- **How to complete this task**
Leave out the pictures and restate the rest of the data exactly.

- **Provided material**
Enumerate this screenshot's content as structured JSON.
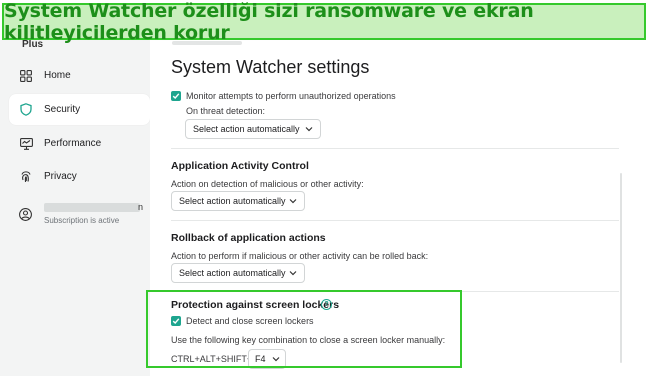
{
  "banner": {
    "text": "System Watcher özelliği sizi ransomware ve ekran kilitleyicilerden korur"
  },
  "sidebar": {
    "brand": "Plus",
    "items": [
      {
        "label": "Home",
        "icon": "grid-icon",
        "active": false
      },
      {
        "label": "Security",
        "icon": "shield-icon",
        "active": true
      },
      {
        "label": "Performance",
        "icon": "monitor-icon",
        "active": false
      },
      {
        "label": "Privacy",
        "icon": "fingerprint-icon",
        "active": false
      }
    ],
    "user": {
      "name_tail": "n",
      "subscription": "Subscription is active",
      "icon": "user-icon"
    }
  },
  "main": {
    "title": "System Watcher settings",
    "monitor": {
      "checkbox_label": "Monitor attempts to perform unauthorized operations",
      "checked": true,
      "sub_label": "On threat detection:",
      "select_value": "Select action automatically"
    },
    "aac": {
      "heading": "Application Activity Control",
      "sub_label": "Action on detection of malicious or other activity:",
      "select_value": "Select action automatically"
    },
    "rollback": {
      "heading": "Rollback of application actions",
      "sub_label": "Action to perform if malicious or other activity can be rolled back:",
      "select_value": "Select action automatically"
    },
    "lockers": {
      "heading": "Protection against screen lockers",
      "help_icon": "?",
      "checkbox_label": "Detect and close screen lockers",
      "checked": true,
      "sub_label": "Use the following key combination to close a screen locker manually:",
      "key_combo": "CTRL+ALT+SHIFT+",
      "key_value": "F4"
    }
  },
  "colors": {
    "accent": "#1ea58f",
    "highlight": "#35c92c",
    "banner_bg": "#c9f0bd",
    "banner_text": "#1d8f1a"
  }
}
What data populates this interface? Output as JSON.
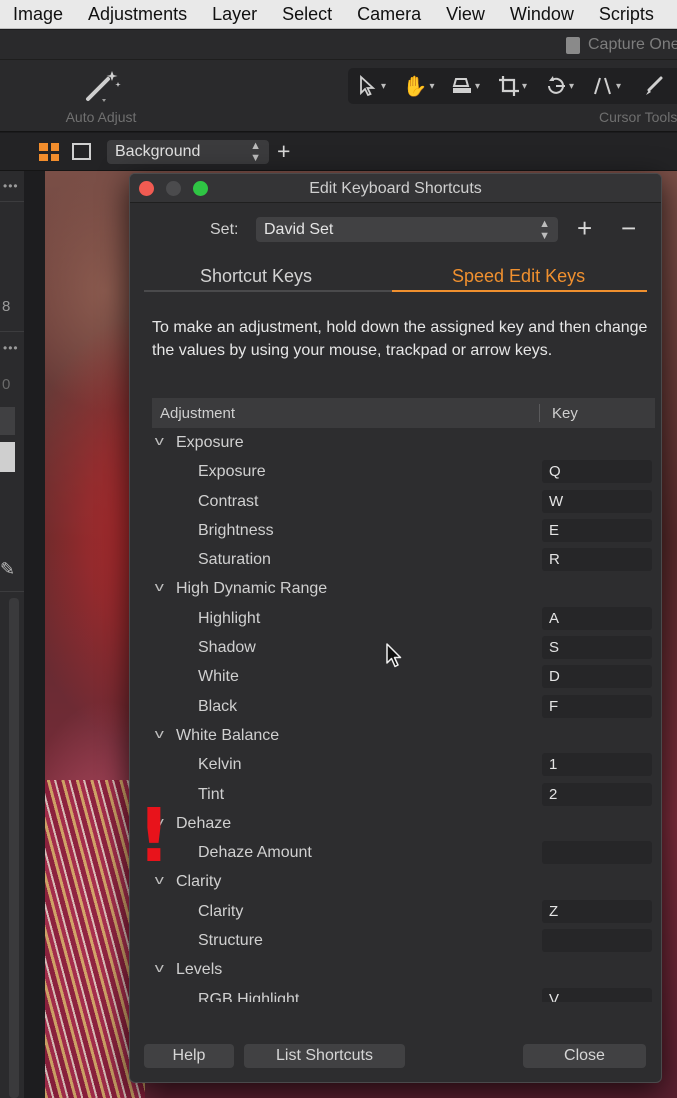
{
  "menubar": {
    "items": [
      "Image",
      "Adjustments",
      "Layer",
      "Select",
      "Camera",
      "View",
      "Window",
      "Scripts"
    ]
  },
  "window": {
    "doc_title": "Capture One"
  },
  "toolbar": {
    "auto_adjust_label": "Auto Adjust",
    "cursor_tools_label": "Cursor Tools",
    "accent_color": "#f28d2c"
  },
  "viewer": {
    "variant_value": "Background"
  },
  "left_panel": {
    "number_8": "8",
    "number_0": "0"
  },
  "dialog": {
    "title": "Edit Keyboard Shortcuts",
    "set_label": "Set:",
    "set_value": "David Set",
    "add_symbol": "+",
    "remove_symbol": "−",
    "tabs": [
      {
        "label": "Shortcut Keys",
        "active": false
      },
      {
        "label": "Speed Edit Keys",
        "active": true
      }
    ],
    "description": "To make an adjustment, hold down the assigned key and then change the values by using your mouse, trackpad or arrow keys.",
    "table": {
      "headers": {
        "adjustment": "Adjustment",
        "key": "Key"
      },
      "rows": [
        {
          "type": "group",
          "label": "Exposure"
        },
        {
          "type": "item",
          "label": "Exposure",
          "key": "Q"
        },
        {
          "type": "item",
          "label": "Contrast",
          "key": "W"
        },
        {
          "type": "item",
          "label": "Brightness",
          "key": "E"
        },
        {
          "type": "item",
          "label": "Saturation",
          "key": "R"
        },
        {
          "type": "group",
          "label": "High Dynamic Range"
        },
        {
          "type": "item",
          "label": "Highlight",
          "key": "A"
        },
        {
          "type": "item",
          "label": "Shadow",
          "key": "S"
        },
        {
          "type": "item",
          "label": "White",
          "key": "D"
        },
        {
          "type": "item",
          "label": "Black",
          "key": "F"
        },
        {
          "type": "group",
          "label": "White Balance"
        },
        {
          "type": "item",
          "label": "Kelvin",
          "key": "1"
        },
        {
          "type": "item",
          "label": "Tint",
          "key": "2"
        },
        {
          "type": "group",
          "label": "Dehaze"
        },
        {
          "type": "item",
          "label": "Dehaze Amount",
          "key": ""
        },
        {
          "type": "group",
          "label": "Clarity"
        },
        {
          "type": "item",
          "label": "Clarity",
          "key": "Z"
        },
        {
          "type": "item",
          "label": "Structure",
          "key": ""
        },
        {
          "type": "group",
          "label": "Levels"
        },
        {
          "type": "item",
          "label": "RGB Highlight",
          "key": "V"
        }
      ]
    },
    "buttons": {
      "help": "Help",
      "list_shortcuts": "List Shortcuts",
      "close": "Close"
    },
    "tab_accent_color": "#f0902f"
  },
  "annotation": {
    "exclamation": "!",
    "color": "#e8131b"
  }
}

- **Your response**
Enumerate this screenshot's content as structured JSON.
{
  "banner": {
    "text": "System Watcher özelliği sizi ransomware ve ekran kilitleyicilerden korur"
  },
  "sidebar": {
    "brand": "Plus",
    "items": [
      {
        "label": "Home",
        "icon": "grid-icon",
        "active": false
      },
      {
        "label": "Security",
        "icon": "shield-icon",
        "active": true
      },
      {
        "label": "Performance",
        "icon": "monitor-icon",
        "active": false
      },
      {
        "label": "Privacy",
        "icon": "fingerprint-icon",
        "active": false
      }
    ],
    "user": {
      "name_tail": "n",
      "subscription": "Subscription is active",
      "icon": "user-icon"
    }
  },
  "main": {
    "title": "System Watcher settings",
    "monitor": {
      "checkbox_label": "Monitor attempts to perform unauthorized operations",
      "checked": true,
      "sub_label": "On threat detection:",
      "select_value": "Select action automatically"
    },
    "aac": {
      "heading": "Application Activity Control",
      "sub_label": "Action on detection of malicious or other activity:",
      "select_value": "Select action automatically"
    },
    "rollback": {
      "heading": "Rollback of application actions",
      "sub_label": "Action to perform if malicious or other activity can be rolled back:",
      "select_value": "Select action automatically"
    },
    "lockers": {
      "heading": "Protection against screen lockers",
      "help_icon": "?",
      "checkbox_label": "Detect and close screen lockers",
      "checked": true,
      "sub_label": "Use the following key combination to close a screen locker manually:",
      "key_combo": "CTRL+ALT+SHIFT+",
      "key_value": "F4"
    }
  },
  "colors": {
    "accent": "#1ea58f",
    "highlight": "#35c92c",
    "banner_bg": "#c9f0bd",
    "banner_text": "#1d8f1a"
  }
}
What data populates this interface? Output as JSON.
{
  "menubar": {
    "items": [
      "Image",
      "Adjustments",
      "Layer",
      "Select",
      "Camera",
      "View",
      "Window",
      "Scripts"
    ]
  },
  "window": {
    "doc_title": "Capture One"
  },
  "toolbar": {
    "auto_adjust_label": "Auto Adjust",
    "cursor_tools_label": "Cursor Tools",
    "accent_color": "#f28d2c"
  },
  "viewer": {
    "variant_value": "Background"
  },
  "left_panel": {
    "number_8": "8",
    "number_0": "0"
  },
  "dialog": {
    "title": "Edit Keyboard Shortcuts",
    "set_label": "Set:",
    "set_value": "David Set",
    "add_symbol": "+",
    "remove_symbol": "−",
    "tabs": [
      {
        "label": "Shortcut Keys",
        "active": false
      },
      {
        "label": "Speed Edit Keys",
        "active": true
      }
    ],
    "description": "To make an adjustment, hold down the assigned key and then change the values by using your mouse, trackpad or arrow keys.",
    "table": {
      "headers": {
        "adjustment": "Adjustment",
        "key": "Key"
      },
      "rows": [
        {
          "type": "group",
          "label": "Exposure"
        },
        {
          "type": "item",
          "label": "Exposure",
          "key": "Q"
        },
        {
          "type": "item",
          "label": "Contrast",
          "key": "W"
        },
        {
          "type": "item",
          "label": "Brightness",
          "key": "E"
        },
        {
          "type": "item",
          "label": "Saturation",
          "key": "R"
        },
        {
          "type": "group",
          "label": "High Dynamic Range"
        },
        {
          "type": "item",
          "label": "Highlight",
          "key": "A"
        },
        {
          "type": "item",
          "label": "Shadow",
          "key": "S"
        },
        {
          "type": "item",
          "label": "White",
          "key": "D"
        },
        {
          "type": "item",
          "label": "Black",
          "key": "F"
        },
        {
          "type": "group",
          "label": "White Balance"
        },
        {
          "type": "item",
          "label": "Kelvin",
          "key": "1"
        },
        {
          "type": "item",
          "label": "Tint",
          "key": "2"
        },
        {
          "type": "group",
          "label": "Dehaze"
        },
        {
          "type": "item",
          "label": "Dehaze Amount",
          "key": ""
        },
        {
          "type": "group",
          "label": "Clarity"
        },
        {
          "type": "item",
          "label": "Clarity",
          "key": "Z"
        },
        {
          "type": "item",
          "label": "Structure",
          "key": ""
        },
        {
          "type": "group",
          "label": "Levels"
        },
        {
          "type": "item",
          "label": "RGB Highlight",
          "key": "V"
        }
      ]
    },
    "buttons": {
      "help": "Help",
      "list_shortcuts": "List Shortcuts",
      "close": "Close"
    },
    "tab_accent_color": "#f0902f"
  },
  "annotation": {
    "exclamation": "!",
    "color": "#e8131b"
  }
}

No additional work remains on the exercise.